Even after all of those pieces made their cross-border journey, challenges remained. “After we got the stuff, it took us another month to get it dialed in because it doesn’t fit perfectly,” says Johnson. “There’s a lot of craftsmanship that goes into installing a table, for instance.”
However, when it came to the food, the owners knew they had a fit, already having a firm grasp of the area’s eating habits (they also run the casual Tex-Mex eatery Más in east Roseville), and believed that Zocalo’s unique translation of high-end, map-spanning Mexican would fast find regulars.
A perennial midtown favorite, the arrachera los altos—a tender, zesty skirt steak served with portabella mushroom and accompanied by Zocalo’s signature cilantro-lime rice and subtly spicy black beans—has already made a name with the Roseville crowd. The tacos—especially the Dos Equis Ambar beer-battered fish served on handmade mini tortillas—have also been receiving full-mouthed nods of satisfied approbation.
But while the menu is the same (minus the “chef’s table” specials which will be added in the near future), Roseville visitors will notice some slight differences in the flavor of certain proteins. That can largely be credited to equipment they inherited from the previous tenant—namely a wood-fire grill and a rotisserie, cooking devices they don’t currently have in the midtown location.

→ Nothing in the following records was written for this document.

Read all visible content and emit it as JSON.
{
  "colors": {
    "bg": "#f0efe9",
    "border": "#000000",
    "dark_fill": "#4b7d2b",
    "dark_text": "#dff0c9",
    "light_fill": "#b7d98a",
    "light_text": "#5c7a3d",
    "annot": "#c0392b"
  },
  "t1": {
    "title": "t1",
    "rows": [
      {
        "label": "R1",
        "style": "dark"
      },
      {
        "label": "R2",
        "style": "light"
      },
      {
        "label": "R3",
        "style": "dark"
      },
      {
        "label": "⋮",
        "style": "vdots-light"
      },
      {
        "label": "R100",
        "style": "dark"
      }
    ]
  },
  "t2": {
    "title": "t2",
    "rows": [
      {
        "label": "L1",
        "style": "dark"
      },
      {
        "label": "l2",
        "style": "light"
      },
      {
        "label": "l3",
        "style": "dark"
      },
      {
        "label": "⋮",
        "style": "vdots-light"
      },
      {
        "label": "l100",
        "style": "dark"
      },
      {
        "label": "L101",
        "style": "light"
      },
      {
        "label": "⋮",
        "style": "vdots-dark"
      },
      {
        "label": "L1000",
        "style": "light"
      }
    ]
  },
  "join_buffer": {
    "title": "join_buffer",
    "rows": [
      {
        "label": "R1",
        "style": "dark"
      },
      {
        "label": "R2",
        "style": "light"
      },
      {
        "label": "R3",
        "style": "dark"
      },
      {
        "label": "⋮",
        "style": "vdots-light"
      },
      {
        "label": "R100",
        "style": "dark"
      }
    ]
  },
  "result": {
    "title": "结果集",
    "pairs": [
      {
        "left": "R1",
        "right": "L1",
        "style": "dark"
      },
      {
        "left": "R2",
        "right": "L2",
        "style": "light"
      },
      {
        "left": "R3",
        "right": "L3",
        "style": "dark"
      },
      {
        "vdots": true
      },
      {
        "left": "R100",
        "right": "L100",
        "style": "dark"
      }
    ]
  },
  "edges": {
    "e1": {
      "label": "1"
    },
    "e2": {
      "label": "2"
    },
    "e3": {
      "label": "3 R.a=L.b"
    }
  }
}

“It’s that extra flavor that the smoke gives it,” says Rose, who now works from an open kitchen—another difference from the midtown locale. “That’s one of the showstoppers for me. We’ll dim the lights down a little so you’re getting that glow from the grill and the rotisserie. It’s pretty cool.”
Surprisingly, dishes that can fly under the radar in midtown are making the hit list in the new restaurant, including the chile relleno (battered poblano chile filled with rich queso and red chile pork, resting on a black bean purée and spicy tomato sauce), a development that Rose credits to the dish’s familiarity, which seems to matter to a Roseville clientele, that skews a little older—and more traditional—than its central city cousins.
But it’s the cochinita pibil—or pork shoulder—that Rose says shows the kitchen firing on all burners. “It has a little bit of achiote, which is one of the main basic spices that you’ll find in any cochinita dish,” Rose explains. “We glaze it and we’re using agave nectar. We cook it down with orange juice, cinnamon and clove and a lot of garlic and bay leaf and just let it simmer down. We smoke the meat. When we get an order, we’ll sauté it with a little bit of butter and then we’ll finish it off with a glaze. It takes a long time to prep the dish, but once it comes to order, it’s pretty good.”
The same can be said for the 26-ingredient, savory-sweet mole—which combines chocolate, nuts, fruits and chil-es, as well as other indigenous spices—that Rose learned to prepare on multiple trips down to both Oaxaca and Puebla. “In Sacramento, your No. 1 comparison is someone else’s grandmother or mother,” he says. “If you make mole, it better be better than Mom’s, or you don’t know how to make mole.”
That adherence to elevated authenticity can also be found in the drinks, including the house margarita (pure blue agave tequila, hand-squeezed lime and a splash of agave nectar for sweetness) and the desserts, including the cinnamon-and-sugar churros oozing vanilla cream.
“Mexican food—it’s culture,” says Rose. “Sometimes when you first get into cooking, you want to change things up, put twists on things. You can do it, but you still have to hit the flavors. You don’t want to think too far outside of the box because then you’re not really cooking Mexican food.”
It doesn’t get any simpler than that.